Okay, okay, that headline may be overstating things a bit. But a new study by researchers at the University of Oxford suggests that social media – despite its apparent efficiency in enabling us to communicate with large groups of people – can’t overcome our basic psychosocial wiring, which limits us to relationships with roughly 150-200 individuals.
The article, titled “Do online social media cut through the constraints that limit the size of offline social networks?” investigates social media in the context of the “social brain” hypothesis, which states that there is a characteristic or average size for human social networks. The limit of roughly 200 relationships is imposed by the time and cognitive effort required to maintain each relationship; when the number is exceeded, the time available to keep up relationships falls below a minimum level and the quality of relationships begins to suffer.
With the rise of social media, some have suggested that this rule might be revised, since many of the activities involved in maintaining a relationship – including verbal communication, emotional support, and simple acknowledgement – can be carried out on social media on a larger scale, and with less time investment, than the traditional means of face-to-face interactions. However skeptics say our brains still impose a basic cognitive limit on social network size.
To determine whether this is the case, the researchers conducted two random surveys, including one of 2,000 social media users and another of 1,375 business professionals who regularly have face-to-face meetings. Respondents were asked roughly how many friends they have on Facebook, then how many of these they considered close friends, as well as how many they would go to for advice or sympathy in a time of distress.
The researchers found that the average number of Facebook friends was 155.2 in the first sample and 182.8, both close to the ideal value of 150 suggested by the social brain hypothesis. Interestingly women listed more Facebook friends than men in both samples (165.5 versus 145 in the first sample and 196.2 versus 156.6 in the second).

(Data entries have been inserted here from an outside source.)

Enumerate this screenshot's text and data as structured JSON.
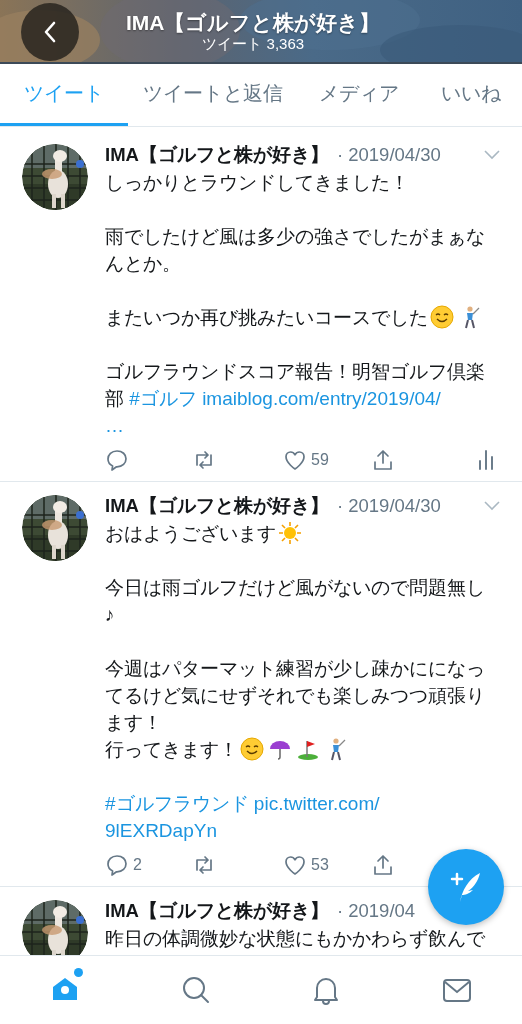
{
  "header": {
    "title": "IMA【ゴルフと株が好き】",
    "subtitle": "ツイート 3,363"
  },
  "tabs": [
    {
      "label": "ツイート",
      "selected": true
    },
    {
      "label": "ツイートと返信",
      "selected": false
    },
    {
      "label": "メディア",
      "selected": false
    },
    {
      "label": "いいね",
      "selected": false
    }
  ],
  "tweets": [
    {
      "name": "IMA【ゴルフと株が好き】",
      "date": "· 2019/04/30",
      "has_menu": true,
      "paragraphs": [
        {
          "lines": [
            [
              {
                "kind": "text",
                "text": "しっかりとラウンドしてきました！"
              }
            ]
          ]
        },
        {
          "lines": [
            [
              {
                "kind": "text",
                "text": "雨でしたけど風は多少の強さでしたがまぁな"
              }
            ],
            [
              {
                "kind": "text",
                "text": "んとか。"
              }
            ]
          ]
        },
        {
          "lines": [
            [
              {
                "kind": "text",
                "text": "またいつか再び挑みたいコースでした"
              },
              {
                "kind": "smile"
              },
              {
                "kind": "golfer"
              }
            ]
          ]
        },
        {
          "lines": [
            [
              {
                "kind": "text",
                "text": "ゴルフラウンドスコア報告！明智ゴルフ倶楽"
              }
            ],
            [
              {
                "kind": "text",
                "text": "部 "
              },
              {
                "kind": "link",
                "text": "#ゴルフ"
              },
              {
                "kind": "link",
                "text": "imaiblog.com/entry/2019/04/"
              }
            ],
            [
              {
                "kind": "link",
                "text": "…"
              }
            ]
          ]
        }
      ],
      "actions": {
        "likes": "59"
      }
    },
    {
      "name": "IMA【ゴルフと株が好き】",
      "date": "· 2019/04/30",
      "has_menu": true,
      "paragraphs": [
        {
          "lines": [
            [
              {
                "kind": "text",
                "text": "おはようございます"
              },
              {
                "kind": "sun"
              }
            ]
          ]
        },
        {
          "lines": [
            [
              {
                "kind": "text",
                "text": "今日は雨ゴルフだけど風がないので問題無し"
              }
            ],
            [
              {
                "kind": "text",
                "text": "♪"
              }
            ]
          ]
        },
        {
          "lines": [
            [
              {
                "kind": "text",
                "text": "今週はパターマット練習が少し疎かにになっ"
              }
            ],
            [
              {
                "kind": "text",
                "text": "てるけど気にせずそれでも楽しみつつ頑張り"
              }
            ],
            [
              {
                "kind": "text",
                "text": "ます！"
              }
            ],
            [
              {
                "kind": "text",
                "text": "行ってきます！"
              },
              {
                "kind": "smile"
              },
              {
                "kind": "umbrella"
              },
              {
                "kind": "flag"
              },
              {
                "kind": "golfer"
              }
            ]
          ]
        },
        {
          "lines": [
            [
              {
                "kind": "link",
                "text": "#ゴルフラウンド"
              },
              {
                "kind": "link",
                "text": "pic.twitter.com/"
              }
            ],
            [
              {
                "kind": "link",
                "text": "9lEXRDapYn"
              }
            ]
          ]
        }
      ],
      "actions": {
        "replies": "2",
        "likes": "53"
      }
    },
    {
      "name": "IMA【ゴルフと株が好き】",
      "date": "· 2019/04",
      "has_menu": false,
      "paragraphs": [
        {
          "lines": [
            [
              {
                "kind": "text",
                "text": "昨日の体調微妙な状態にもかかわらず飲んで"
              }
            ]
          ]
        }
      ]
    }
  ],
  "bottom_nav": [
    {
      "kind": "home",
      "selected": true,
      "dot": true
    },
    {
      "kind": "search",
      "selected": false,
      "dot": false
    },
    {
      "kind": "notifications",
      "selected": false,
      "dot": false
    },
    {
      "kind": "messages",
      "selected": false,
      "dot": false
    }
  ]
}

Furthermore, the average numbers respondents said they considered close friends and people they would go to for advice (4.1 and 13.6 in the first sample) closely mirror the ideal values of roughly five and 15 suggested by the social brain hypothesis, which relies on a hierarchical relationship model. On average respondents in sample one also said they only considered 28% of their Facebook friends to be true friends, roughly corresponding to the third tier value of around 50.
The researchers note: “Respondents who had unusually large networks did not increase the numbers of close friendships they had, but rather added more loosely defined acquaintances into their friendship circle simply because most social media sites do not allow one to differentiate between these layers.”
On that note, the rise of new social networks may in fact reflect these constraints: “It is perhaps worth noting that there has been a notable tendency for teenagers to move away from using Facebook as a social environment and to make use of media like Snapchat, WeChat, Vine, Flickr and Instagram instead, with Facebook being reserved mainly for managing social arrangements. It is not yet entirely clear what has driven this, but the fact that Facebook is too open to view by others seems to have been especially important. Teenagers have much smaller offline social networks than adults, and forcing them to enlarge their network with large numbers of anonymous ‘friends-of-friends’ may place significant strain on their ability to manage their networks.